Paula Garcia Tufro

Paula (ADVIMA, Guatemala): Paula was studying for a Master’s degree in the School of Foreign Service, Georgetown, at the time of her fellowship on Guatemala. Her full name is being withheld at her request.

23rd Anniversary of the Massacre in Plan de Sanchez

19 Jul

Yesterday I witnessed the 23rd anniversary of the massacre in Plan de Sanchez, Rabinal, Baja Verapaz in which 268 indigenous men, women and children, were brutally murdered by the military.

On July 18, 1982, 60 military personnel and four judicial detectives arrived in the town of Plan de Sanchez and raped approximately 20 young women and brutally murdered 268 of its inhabitants with grenades and gunshots. They later forced the survivors to bury the bodies of the dead in 22 mass graves.

This year´s commemorative event has added significance as it is the first anniversary since the Inter-American Human Rights Court issued its verdict, on November 19, 2004, in favor of the victims and survivors in the case against the government and the military ruling for the first time that a genocide had taken place in Guatemala. Part of the sentence issued by the Court called for a public acknowledgement of the government´s responsibility and a public apology for the massacres that were carried out in the community.

Accordingly, this year the Vice-President of Guatemala, Eduardo Stein Barillas, attended the event and delivered what seemed to be a sincere heart felt apology to the community for the atrocities that occurred at the hands of the government on July 18, 1982, and declared this government´s will to bring forth legal action against those responsible for the massacres.

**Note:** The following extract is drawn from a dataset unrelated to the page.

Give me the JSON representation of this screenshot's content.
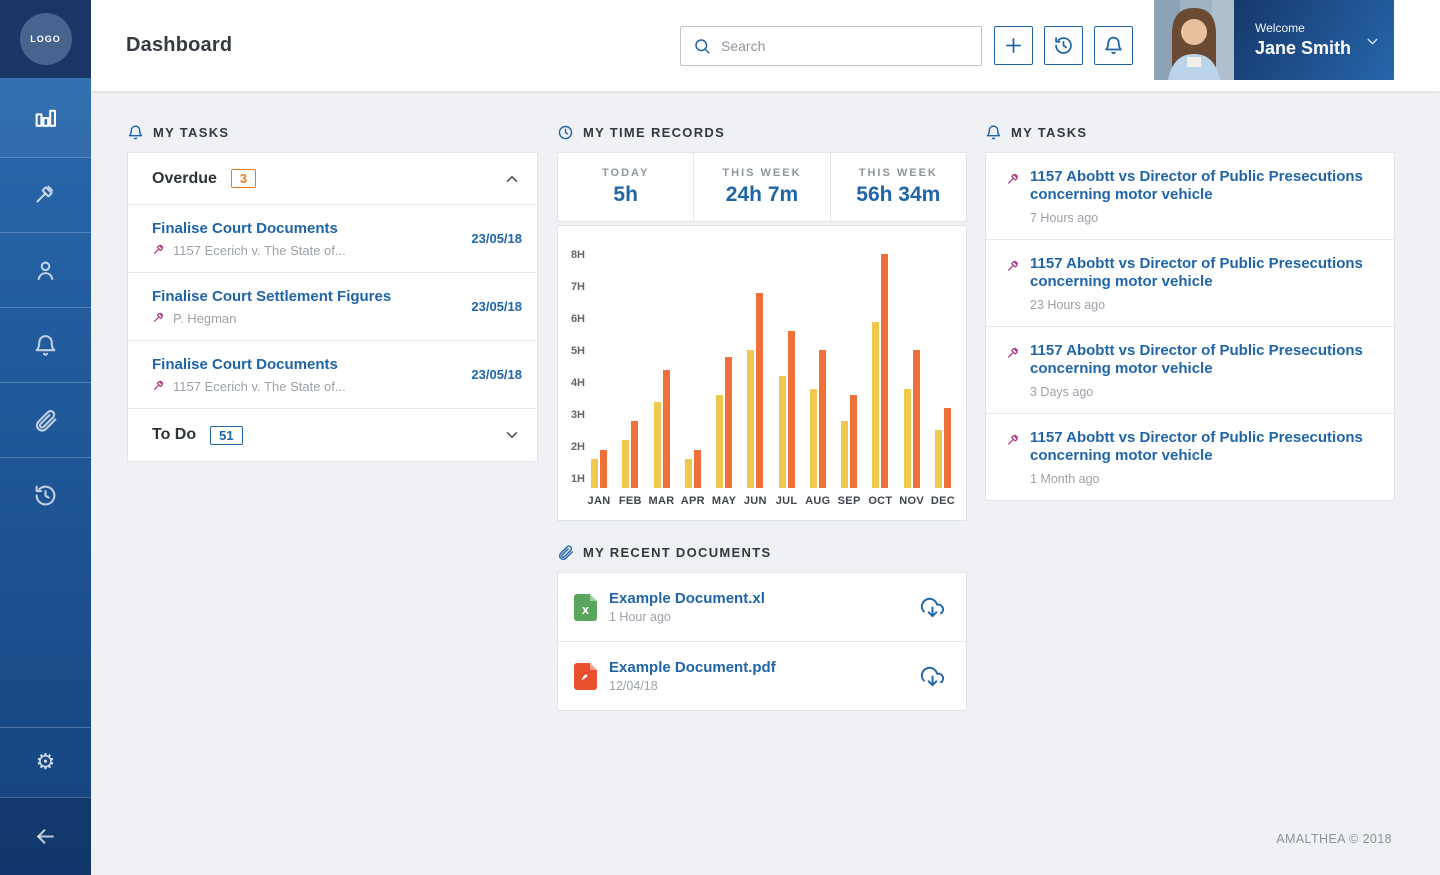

What remains pending is the reparations for the psychological and social damages suffered, public infrastructure works, and works for the improvement of the living and health conditions. The sentence also forced the Guatemalan Government to pay US$8 million (approximately Q60 million) in reparations to the victims family members (approximately $20,000 per relative of each victim), translate the Courts sentence into the local Achí language, and try those responsible for the massacre. VP Stein publicly pledged to fulfill all of the above mentioned points in the sentence.

The event itself was incredibly moving. It began with a vivid re-enactment of the brutal capture and massacre carried out by the Military and paramilitary forces in Plan de Sanchez, presented by a group of students from Pacux (the model resettlement community created to relocate the community of Rio Negro). The re-enactment was very graphic and as such clearly evoked very dramatic reactions and emotions by survivors of the massacres.

Some people cringed, others wept, others clenched with the sound of gunshots as if they were reliving that moment. Sitting side by side with survivors was an incredibly moving experience, and though I can never really know the pain that these survivors have felt and continue to feel, this experience brought one as close to their emotion as possible.

The re-enactment was described by one of the survivors as ¨not only a play, but as the stories of our families, in order for this to never be repeated and for it to never be forgotten.¨ The event was followed by a series of speakers, which included Frank LaRue from COPREDEH (Presidential Committee for the defense of Human Rights), who delivered a very candid speech not only acknowledging the government´s role (under Efraín Rios Montt) in the massacres of Plan de Sanchez, but also the need to answer the call for justice in the persecution and sentencing of those responsible for the massacre, and also acknowledging the work of CALDH in bringing the case before the Inter-American Human Rights Court.

In conclusion, another group of students, in conjunction with Fundación Nueva Esperanza (New Hope Foundation), delivered another vivid re-enacted the massacres in the community of Rio Negro on March 13, 1982.

I left the event feeling incredibly moved by the memory of what occurred on the very field in which the event was being held and on which I was standing. I visited the Church that was build to commemorate the lives of those who perished. The walls tell the tale of what occurred on that 18 of July, and also lists the names of each of the 268 people killed.

A vigil was held, candles and pictures laid out among 3 large crosses, each one representing the men, women and children who were killed. Survivors and relatives wept and shook as they remembered the horrors, others consoled them, and all the rest of us could do was bear witness and try to grasp the horrors.

Last night as I reflected on the day´s activities and talked them over with my host mom, I pondered over the costs and benefits of such an event and the effects of the act of re-living the experience on the survivors. On the one hand, a public commemoration of the massacres out of respect for those who were killed seemed appropriate. On the other hand, I cannot help but wonder to what extent the vivid nature of the event, the re-enactment of the brutality only helps to re-open some very deep and horrible wounds in the hearts, minds and souls of the survivors.

One will never know how each of the survivors will come to terms with or deal with the nightmares over what occurred on the 18 of July, 1982, one can only hope that this event, like the many others that preceded it, will help them remember but also allow them to move forward and create a more promising future for themselves and their children.

Posted By Paula Garcia Tufro

Posted Jul 19th, 2007

Enter your Comment


Your email address will not be published. Required fields are marked *